Software projects are filled with productivity needs and deadline pressures. As a project manager, you may feel responsible for project deliverables yet highly dependent on others to complete their work. It's common to push, prod, and heavy-handedly coerce your team to go faster. Sometimes this has the desired effect. And even if it doesn't, you can at least claim you pushed as hard as you could. But is that really all that can be done? Eileen Strider suggests another tool at your disposal.
I'm not sure why "gentle" is on my mind—perhaps it's my recent experience as a project team member. It brought back memories of being a project leader in my youth. Some of those memories are painful to recall and accept. Fortunately, I've learned new tools since those days, which give me a greater range of options than I had back then. Gentleness is one of those tools.
Very quickly, projects seem to develop characteristics and a culture of their own. Much has been written about how this happens. And my own experience with projects urges me to write this column on gentleness as a useful tool.
"When the going gets tough, the tough get going." This is such a long-standing theme in American culture, no one remembers who said it first. I think today it has been adopted as a truism for software projects. Project members expect to be treated with toughness and to be tough themselves. And I think tough has its place—but it's not the only tool that warrants a place on software projects.
As a project manager, I may feel responsible yet dependent on others to complete their work. So I push, prod, and even coerce them to go faster. Sometimes this has the desired effect. But even when it doesn't, I can claim that I did all that I could.
But is that really all that can be done? Let's suppose for a moment that gentleness was a legitimate tool for you to use. It may seem counterintuitive, but what if, when the pressure is on, time is running short and the work isn't done, you could sit quietly with a project member and gently ask what's happening. Then gently listen to him. What if you could calmly ask what might be helpful? What do you imagine might happen?
- The person might unload on you about a ridiculous schedule
- The person might cry, touched by being treated with such sincere attention
- The person might explain he's trying very hard but pushing and prodding is slowing him down
- The person might admit he's stuck and doesn't know what to do
- You might get whatever reaction you can imagine as your worst nightmare
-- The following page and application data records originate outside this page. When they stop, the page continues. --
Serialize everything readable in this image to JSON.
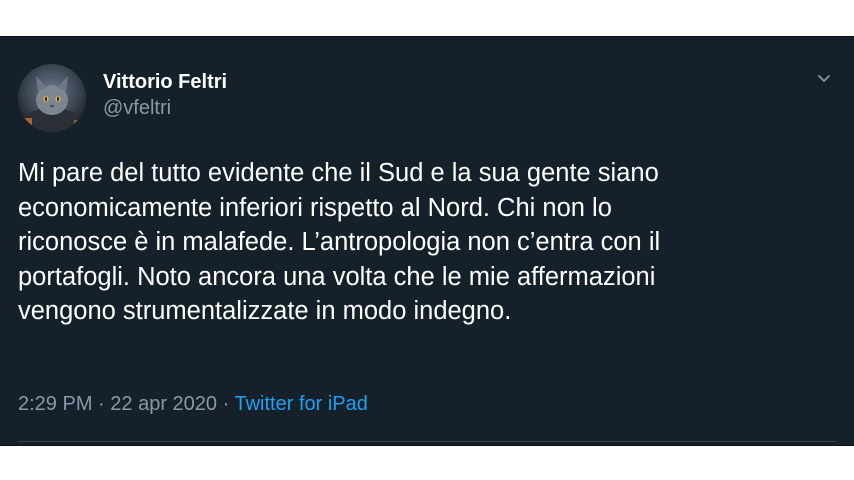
{
  "tweet": {
    "author": {
      "name": "Vittorio Feltri",
      "handle": "@vfeltri",
      "avatar_icon": "cat-avatar"
    },
    "text": "Mi pare del tutto evidente che il Sud e la sua gente siano\neconomicamente inferiori rispetto al Nord. Chi non lo\nriconosce è in malafede. L’antropologia non c’entra con il\nportafogli. Noto ancora una volta che le mie affermazioni\nvengono strumentalizzate in modo indegno.",
    "time": "2:29 PM",
    "separator": "·",
    "date": "22 apr 2020",
    "source": "Twitter for iPad",
    "menu_icon": "chevron-down-icon"
  },
  "colors": {
    "background": "#15202b",
    "text_primary": "#ffffff",
    "text_secondary": "#8899a6",
    "accent": "#1da1f2"
  }
}
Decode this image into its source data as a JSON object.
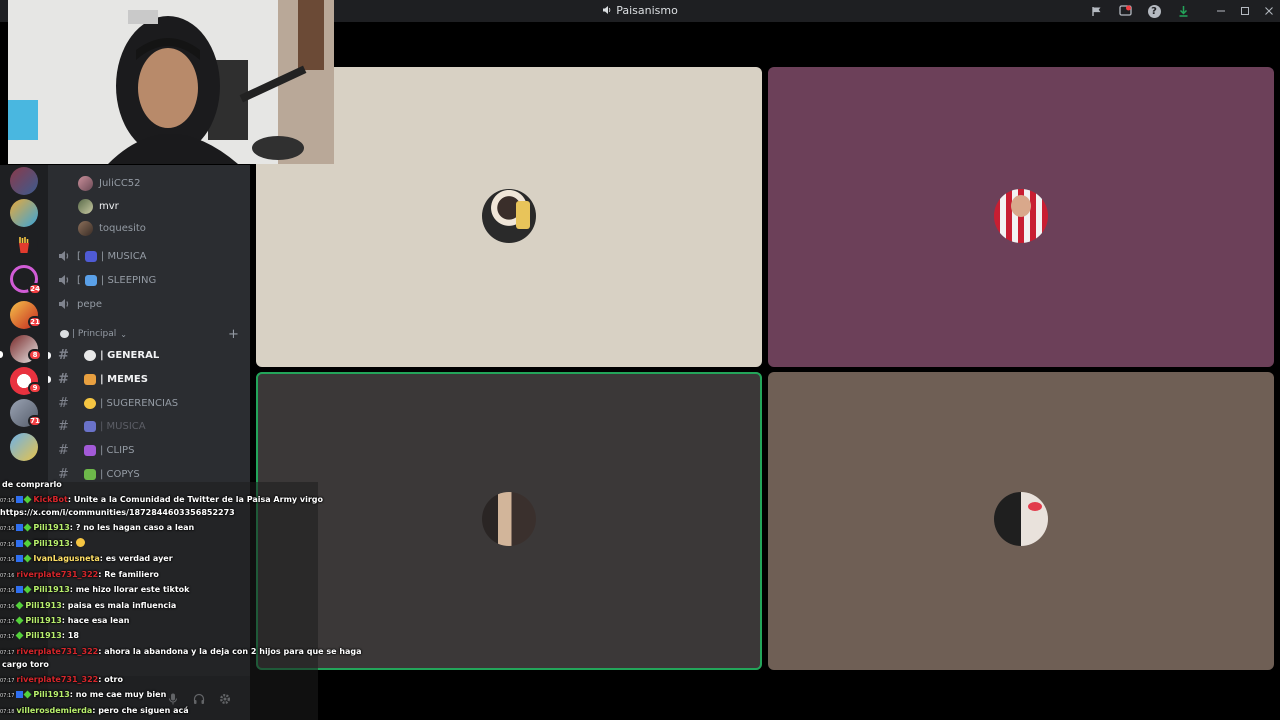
{
  "window": {
    "title": "Paisanismo",
    "colors": {
      "titlebar": "#1e1f22",
      "sidebar": "#2b2d31",
      "speaking": "#23a55a"
    }
  },
  "sidebar": {
    "voice_users": [
      {
        "name": "JuliCC52"
      },
      {
        "name": "mvr"
      },
      {
        "name": "toquesito"
      }
    ],
    "voice_channels": [
      {
        "label": "| MUSICA",
        "icon": "music-note-icon"
      },
      {
        "label": "| SLEEPING",
        "icon": "sleep-icon"
      },
      {
        "label": "pepe"
      }
    ],
    "category": "| Principal",
    "text_channels": [
      {
        "label": "| GENERAL",
        "icon": "speech-bubble-icon"
      },
      {
        "label": "| MEMES",
        "icon": "cat-icon"
      },
      {
        "label": "| SUGERENCIAS",
        "icon": "face-icon"
      },
      {
        "label": "| MUSICA",
        "icon": "music-note-icon"
      },
      {
        "label": "| CLIPS",
        "icon": "clips-icon"
      },
      {
        "label": "| COPYS",
        "icon": "copy-icon"
      }
    ],
    "server_badges": [
      "24",
      "21",
      "8",
      "9",
      "71"
    ]
  },
  "chat": {
    "lines": [
      {
        "user": "",
        "msg": "de comprarlo"
      },
      {
        "time": "07:16",
        "user": "KickBot",
        "msg": ": Unite a la Comunidad de Twitter de la Paisa Army virgo"
      },
      {
        "user": "",
        "msg": "https://x.com/i/communities/1872844603356852273"
      },
      {
        "time": "07:16",
        "user": "Pili1913",
        "msg": ": ? no les hagan caso a lean"
      },
      {
        "time": "07:16",
        "user": "Pili1913",
        "msg": ":"
      },
      {
        "time": "07:16",
        "user": "IvanLagusneta",
        "msg": ": es verdad ayer"
      },
      {
        "time": "07:16",
        "user": "riverplate731_322",
        "msg": ": Re familiero"
      },
      {
        "time": "07:16",
        "user": "Pili1913",
        "msg": ": me hizo llorar este tiktok"
      },
      {
        "time": "07:16",
        "user": "Pili1913",
        "msg": ": paisa es mala influencia"
      },
      {
        "time": "07:17",
        "user": "Pili1913",
        "msg": ": hace esa lean"
      },
      {
        "time": "07:17",
        "user": "Pili1913",
        "msg": ": 18"
      },
      {
        "time": "07:17",
        "user": "riverplate731_322",
        "msg": ": ahora la abandona y la deja con 2 hijos para que se haga"
      },
      {
        "user": "",
        "msg": "cargo toro"
      },
      {
        "time": "07:17",
        "user": "riverplate731_322",
        "msg": ": otro"
      },
      {
        "time": "07:17",
        "user": "Pili1913",
        "msg": ": no me cae muy bien"
      },
      {
        "time": "07:18",
        "user": "villerosdemierda",
        "msg": ": pero che siguen acá"
      }
    ]
  }
}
Perhaps you don't ask because you're uncomfortable showing your gentler side. People might think you are a soft touch. Or perhaps you don't trust your own ability to deal with the information. I know I certainly have been guilty of not asking, for all these reasons. And once you ask and hear the information, then you have to figure out what to do. So it seems easier to not ask.The good news is that gently asking and listening can reveal the real state of a project in a way that toughness never will. Here's an example from my personal experience. I had just started a new job as Applications Director. I was meeting with two of the people I'd be managing, the Project Director and one of his project leaders, to bring me up to speed on their largest project. I asked how long the project was originally estimated to take. They said eighteen months. I asked when they currently estimated the project would be complete. They said, "In eighteen months." By this time, I already knew the project was in its fifth year. This all sounded rather strange to me. So I gently asked if they would explain how project estimates were developed. There was a pregnant pause while they decided how they were going to answer this question. Then they said, "We took a project estimating class, but we've never used what we learned. There are only two estimates acceptable to our CIO: six weeks or eighteen months." Wow! Now I had very valuable information. I thanked them for their frankness and focused my efforts on working with my boss, the CIO.
If you can ask gently, hear the information, and then acknowledge its validity, something very interesting seems to happen. You and the project members are able to think more clearly and creatively and decide what actions are best for your project.
How do you add gentleness to your repertoire? Try first being gentle with yourself. Many of us are tougher on ourselves than on others. This is a good place to practice. This also gives you a chance to experience your own reaction to being treated gently. Then, try privately asking one team member a sincere, gently put project question.
Learning any new behavior is awkward. So you're normal if it's uncomfortable for you at first. After you have practiced and feel more comfortable, you can decide if you want to use a gentle approach with a bigger group such as a project team.
Gentleness may never have entered your mind as a project tool. But before you dismiss it too quickly, give it a try and see what happens.